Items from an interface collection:
▬▬▬▬▬▬

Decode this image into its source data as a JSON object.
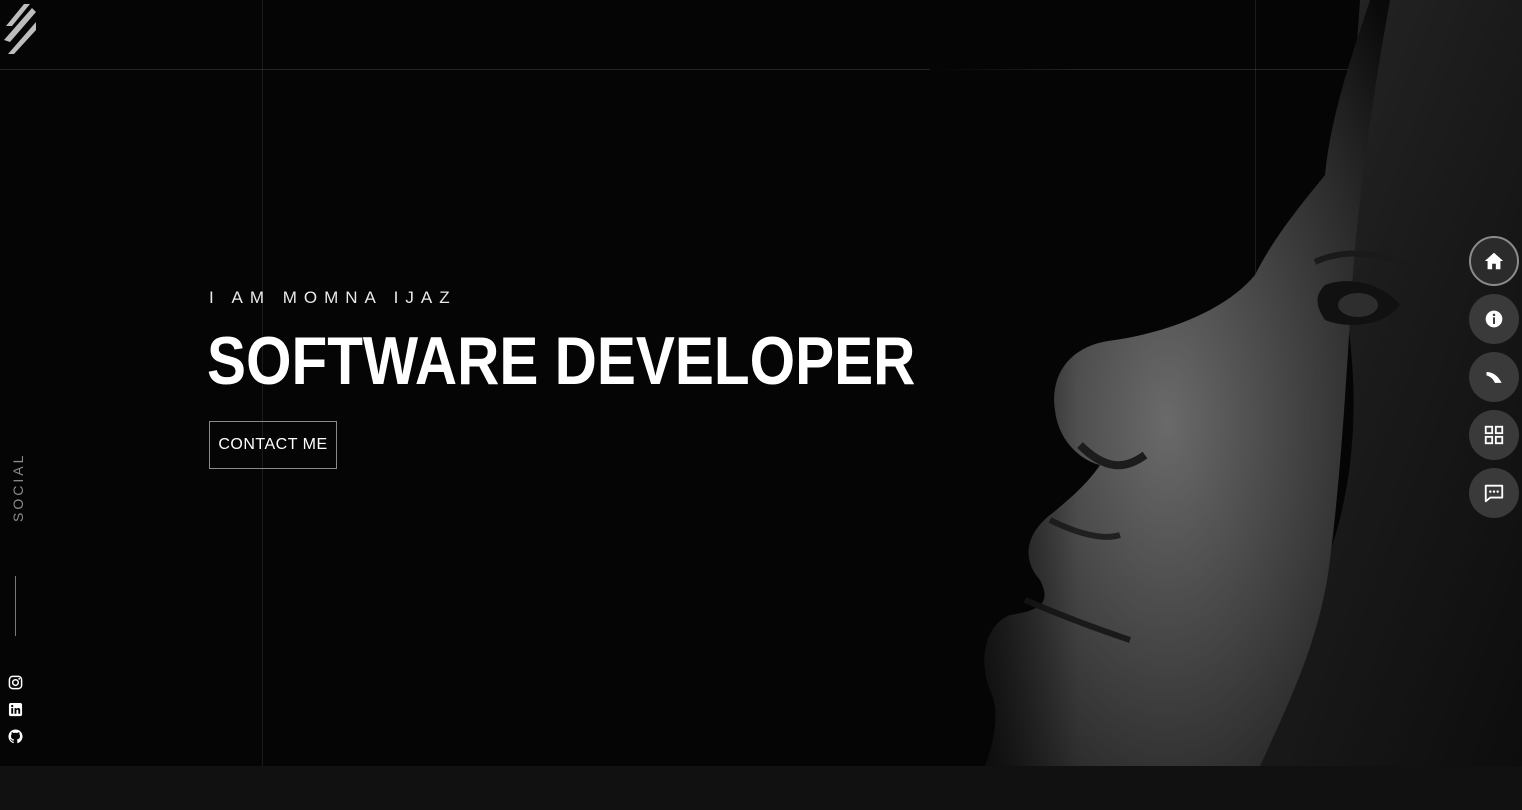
{
  "hero": {
    "intro": "I AM MOMNA IJAZ",
    "title": "SOFTWARE DEVELOPER",
    "contact_label": "CONTACT ME"
  },
  "social": {
    "label": "SOCIAL",
    "icons": [
      "instagram-icon",
      "linkedin-icon",
      "github-icon"
    ]
  },
  "side_nav": {
    "items": [
      "home-icon",
      "info-icon",
      "services-icon",
      "portfolio-icon",
      "chat-icon"
    ],
    "active": "home-icon"
  },
  "colors": {
    "background": "#050505",
    "footer": "#111111",
    "nav_button": "#3a3a3a",
    "text": "#ffffff",
    "muted": "#8a8a8a"
  }
}
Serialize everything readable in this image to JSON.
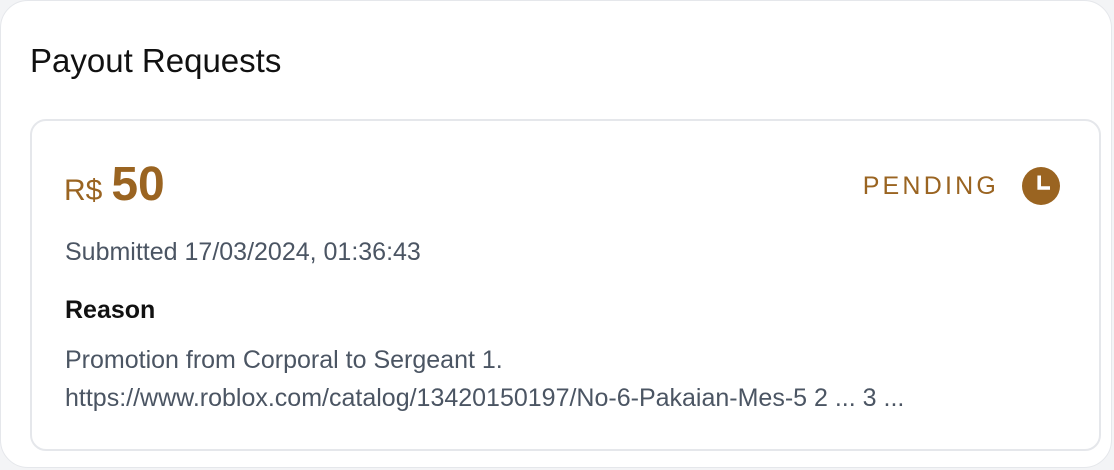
{
  "page": {
    "title": "Payout Requests"
  },
  "request": {
    "currency": "R$",
    "amount": "50",
    "status": "PENDING",
    "status_icon": "clock-icon",
    "submitted": "Submitted 17/03/2024, 01:36:43",
    "reason_label": "Reason",
    "reason_lines": [
      "Promotion from Corporal to Sergeant 1.",
      "https://www.roblox.com/catalog/13420150197/No-6-Pakaian-Mes-5 2 ... 3 ..."
    ]
  },
  "colors": {
    "accent": "#9A6421",
    "muted_text": "#4B5563",
    "border": "#E5E7EB"
  }
}
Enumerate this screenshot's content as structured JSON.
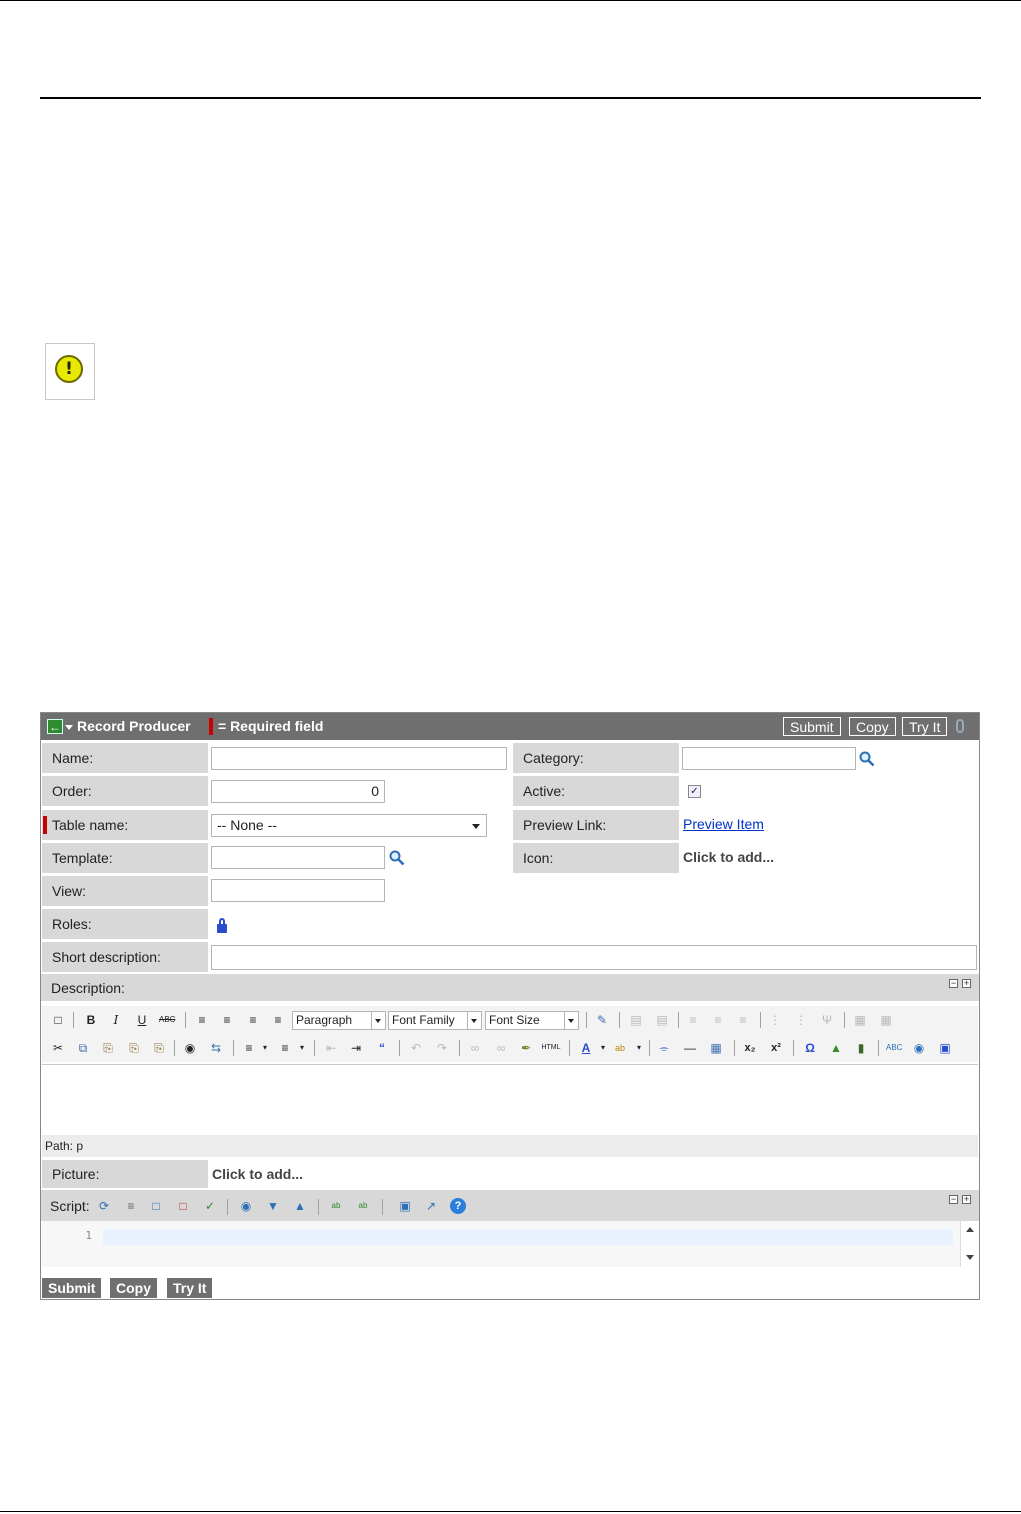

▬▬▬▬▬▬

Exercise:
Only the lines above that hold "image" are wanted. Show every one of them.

Your solution:
Decode this image into its source data as a JSON object.
Serialize everything readable in this image to JSON.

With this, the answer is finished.